Li, Yungui; Li, Qingqing; Chen, Baoliang
2016-01-01
The surface of plants is covered by a continuous but heterogeneous cuticular membrane (CM). Serving as the first protective barrier, the uptake and transport behavior of organic pollutants at this interface continue to engage the research efforts of environmental chemist. To date, the contributions of cuticular components as a defense against the organic pollutants penetration remain unresolved. In this study, the unsteady-state penetration characteristics of phenanthrene (PHE) through isolated fruit CM was investigated. PHE penetration was differentiated by three cuticular compartments: epicuticular waxes (EW), cuticle proper (CP) and cuticular layer (CL). The driving force for PHE penetration was ascribed to the sharp concentration gradient built up endogenously by cuticular compartments with different lipophilic affinities. A modified penetration model was established and verified in terms of its general suitability for the hydrophobic chemicals and CMs of various plant species (apple, tomato and potato). The new three-compartment model demonstrates much higher accuracy in characterizing the uptake and transport behavior of semivolatile chemicals with fewer limitations in terms of environmental conditions and complexity (e.g., coexisting contaminants and temperature). This model could contribute to a more comprehensive understanding on the role of polymeric lipids in the organic pollutant sorption and transport into plants. PMID:27009902

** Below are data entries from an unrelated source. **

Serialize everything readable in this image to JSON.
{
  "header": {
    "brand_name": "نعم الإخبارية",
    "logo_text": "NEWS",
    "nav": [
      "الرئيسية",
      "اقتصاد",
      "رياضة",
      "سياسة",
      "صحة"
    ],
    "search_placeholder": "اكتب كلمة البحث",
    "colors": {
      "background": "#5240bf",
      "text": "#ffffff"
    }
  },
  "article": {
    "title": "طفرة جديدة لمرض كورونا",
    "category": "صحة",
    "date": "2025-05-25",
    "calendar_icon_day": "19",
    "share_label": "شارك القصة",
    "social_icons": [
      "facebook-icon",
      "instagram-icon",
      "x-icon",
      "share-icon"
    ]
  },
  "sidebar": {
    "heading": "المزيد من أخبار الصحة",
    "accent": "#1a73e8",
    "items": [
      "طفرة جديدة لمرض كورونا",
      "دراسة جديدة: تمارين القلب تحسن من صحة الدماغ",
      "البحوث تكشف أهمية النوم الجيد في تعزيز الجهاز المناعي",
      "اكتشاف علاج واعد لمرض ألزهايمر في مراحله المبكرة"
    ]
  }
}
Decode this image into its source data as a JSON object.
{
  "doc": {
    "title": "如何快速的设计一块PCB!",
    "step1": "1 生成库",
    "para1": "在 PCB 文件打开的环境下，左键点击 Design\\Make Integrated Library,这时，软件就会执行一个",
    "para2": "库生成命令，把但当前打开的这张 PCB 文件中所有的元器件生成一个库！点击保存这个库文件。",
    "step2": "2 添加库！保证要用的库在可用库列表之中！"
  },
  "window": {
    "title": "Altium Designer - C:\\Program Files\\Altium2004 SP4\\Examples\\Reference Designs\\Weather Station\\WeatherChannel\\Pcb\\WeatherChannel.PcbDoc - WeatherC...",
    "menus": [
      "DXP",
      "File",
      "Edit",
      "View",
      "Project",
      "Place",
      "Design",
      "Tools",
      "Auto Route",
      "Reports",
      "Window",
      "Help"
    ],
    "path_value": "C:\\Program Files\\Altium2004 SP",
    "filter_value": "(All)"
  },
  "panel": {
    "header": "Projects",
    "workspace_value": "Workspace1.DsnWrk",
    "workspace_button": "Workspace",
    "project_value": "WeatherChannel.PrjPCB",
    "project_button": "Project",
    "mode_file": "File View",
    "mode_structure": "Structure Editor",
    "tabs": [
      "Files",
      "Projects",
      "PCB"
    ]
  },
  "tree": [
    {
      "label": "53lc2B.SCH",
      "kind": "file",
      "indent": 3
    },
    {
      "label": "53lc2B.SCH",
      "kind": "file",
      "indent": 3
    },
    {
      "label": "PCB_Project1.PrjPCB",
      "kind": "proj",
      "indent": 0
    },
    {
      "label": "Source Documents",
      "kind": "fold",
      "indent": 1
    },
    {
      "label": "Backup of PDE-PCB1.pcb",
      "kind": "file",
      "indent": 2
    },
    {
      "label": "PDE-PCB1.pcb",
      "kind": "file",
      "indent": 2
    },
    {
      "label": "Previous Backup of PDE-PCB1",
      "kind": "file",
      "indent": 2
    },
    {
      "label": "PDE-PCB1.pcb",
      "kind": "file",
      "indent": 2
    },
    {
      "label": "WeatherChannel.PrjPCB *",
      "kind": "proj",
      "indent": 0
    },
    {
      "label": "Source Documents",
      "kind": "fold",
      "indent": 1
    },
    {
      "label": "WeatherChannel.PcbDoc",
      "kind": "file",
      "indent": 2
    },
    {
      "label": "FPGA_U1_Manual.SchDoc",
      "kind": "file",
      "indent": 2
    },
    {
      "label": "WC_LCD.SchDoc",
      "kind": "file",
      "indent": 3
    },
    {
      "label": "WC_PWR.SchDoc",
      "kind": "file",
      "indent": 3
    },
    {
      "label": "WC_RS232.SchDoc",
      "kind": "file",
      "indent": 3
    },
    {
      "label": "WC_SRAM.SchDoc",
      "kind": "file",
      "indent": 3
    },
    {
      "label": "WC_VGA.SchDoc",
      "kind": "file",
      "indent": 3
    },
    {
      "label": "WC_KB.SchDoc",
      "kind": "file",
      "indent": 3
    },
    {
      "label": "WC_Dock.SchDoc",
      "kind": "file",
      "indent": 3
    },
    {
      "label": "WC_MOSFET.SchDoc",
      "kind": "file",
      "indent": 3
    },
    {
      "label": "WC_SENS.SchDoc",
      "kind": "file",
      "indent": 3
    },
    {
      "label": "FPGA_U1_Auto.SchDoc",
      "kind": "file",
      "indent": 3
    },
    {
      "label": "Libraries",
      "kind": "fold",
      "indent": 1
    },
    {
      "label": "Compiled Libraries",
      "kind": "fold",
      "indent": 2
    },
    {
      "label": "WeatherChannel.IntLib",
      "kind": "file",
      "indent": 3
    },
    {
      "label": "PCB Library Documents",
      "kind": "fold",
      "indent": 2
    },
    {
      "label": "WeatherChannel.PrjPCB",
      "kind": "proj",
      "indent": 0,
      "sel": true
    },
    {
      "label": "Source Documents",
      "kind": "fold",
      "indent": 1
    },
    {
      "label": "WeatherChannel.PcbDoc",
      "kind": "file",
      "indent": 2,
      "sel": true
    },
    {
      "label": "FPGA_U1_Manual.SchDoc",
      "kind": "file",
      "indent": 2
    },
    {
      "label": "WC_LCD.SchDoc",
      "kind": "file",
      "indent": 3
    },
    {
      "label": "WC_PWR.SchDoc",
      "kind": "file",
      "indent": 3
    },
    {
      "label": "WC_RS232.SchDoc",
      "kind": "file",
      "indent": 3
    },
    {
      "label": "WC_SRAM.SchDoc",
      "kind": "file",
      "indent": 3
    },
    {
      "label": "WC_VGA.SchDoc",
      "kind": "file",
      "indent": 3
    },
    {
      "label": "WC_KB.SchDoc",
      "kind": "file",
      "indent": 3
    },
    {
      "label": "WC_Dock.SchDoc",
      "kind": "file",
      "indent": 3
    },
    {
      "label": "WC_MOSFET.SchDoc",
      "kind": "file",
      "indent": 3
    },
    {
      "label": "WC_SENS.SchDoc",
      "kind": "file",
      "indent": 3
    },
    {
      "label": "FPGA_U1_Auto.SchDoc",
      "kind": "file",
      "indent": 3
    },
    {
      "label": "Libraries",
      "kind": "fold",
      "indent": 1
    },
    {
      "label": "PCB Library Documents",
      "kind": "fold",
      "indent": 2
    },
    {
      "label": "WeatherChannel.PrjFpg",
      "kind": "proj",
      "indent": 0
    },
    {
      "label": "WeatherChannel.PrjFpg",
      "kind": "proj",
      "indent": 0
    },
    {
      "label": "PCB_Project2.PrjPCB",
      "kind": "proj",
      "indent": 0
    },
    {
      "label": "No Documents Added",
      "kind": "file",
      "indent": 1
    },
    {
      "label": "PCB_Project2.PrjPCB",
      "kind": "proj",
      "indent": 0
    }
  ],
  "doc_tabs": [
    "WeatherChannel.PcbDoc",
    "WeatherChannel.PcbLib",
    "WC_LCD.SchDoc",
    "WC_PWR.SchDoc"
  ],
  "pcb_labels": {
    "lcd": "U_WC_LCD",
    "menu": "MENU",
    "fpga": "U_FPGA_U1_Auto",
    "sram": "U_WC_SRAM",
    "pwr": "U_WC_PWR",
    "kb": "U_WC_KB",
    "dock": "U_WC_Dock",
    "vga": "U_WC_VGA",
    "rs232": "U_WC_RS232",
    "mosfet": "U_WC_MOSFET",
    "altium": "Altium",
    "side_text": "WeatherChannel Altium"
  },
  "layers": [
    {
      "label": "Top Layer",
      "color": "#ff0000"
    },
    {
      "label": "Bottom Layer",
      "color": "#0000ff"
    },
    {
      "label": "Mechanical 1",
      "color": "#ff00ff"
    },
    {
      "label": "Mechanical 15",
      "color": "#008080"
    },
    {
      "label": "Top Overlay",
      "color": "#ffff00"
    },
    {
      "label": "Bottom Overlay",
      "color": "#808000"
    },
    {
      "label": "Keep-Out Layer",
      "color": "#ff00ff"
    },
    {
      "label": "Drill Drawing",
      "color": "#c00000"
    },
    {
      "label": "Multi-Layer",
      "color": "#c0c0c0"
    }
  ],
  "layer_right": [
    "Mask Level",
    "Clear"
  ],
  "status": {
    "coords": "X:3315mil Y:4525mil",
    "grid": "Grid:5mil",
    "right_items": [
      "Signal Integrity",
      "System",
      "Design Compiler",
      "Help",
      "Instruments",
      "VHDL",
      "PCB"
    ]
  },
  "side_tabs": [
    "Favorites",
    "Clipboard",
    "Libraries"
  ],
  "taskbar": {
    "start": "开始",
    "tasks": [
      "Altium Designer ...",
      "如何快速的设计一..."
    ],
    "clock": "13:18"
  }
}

Wu, Chengzhen; Hong, Wei; Hong, Tao
2006-03-01
To optimize the projection function and direction of projection pursuit technique, predigest its realization process, and overcome the shortcomings in long time calculation and in the difficulty of optimizing projection direction and computer programming, this paper presented a modified simplex method (MSM), and based on it, brought forward the eco-value level classification model (EVLCM) of forest ecosystem, which could integrate the multidimensional classification index into one-dimensional projection value, with high projection value denoting high ecosystem services value. Examples of forest ecosystem could be reasonably classified by the new model according to their projection value, suggesting that EVLCM driven directly by samples data of forest ecosystem was simple and feasible, applicable, and maneuverable. The calculating time and value of projection function were 34% and 143% of those with the traditional projection pursuit technique, respectively. This model could be applied extensively to classify and estimate all kinds of non-linear and multidimensional data in ecology, biology, and regional sustainable development. PMID:16724723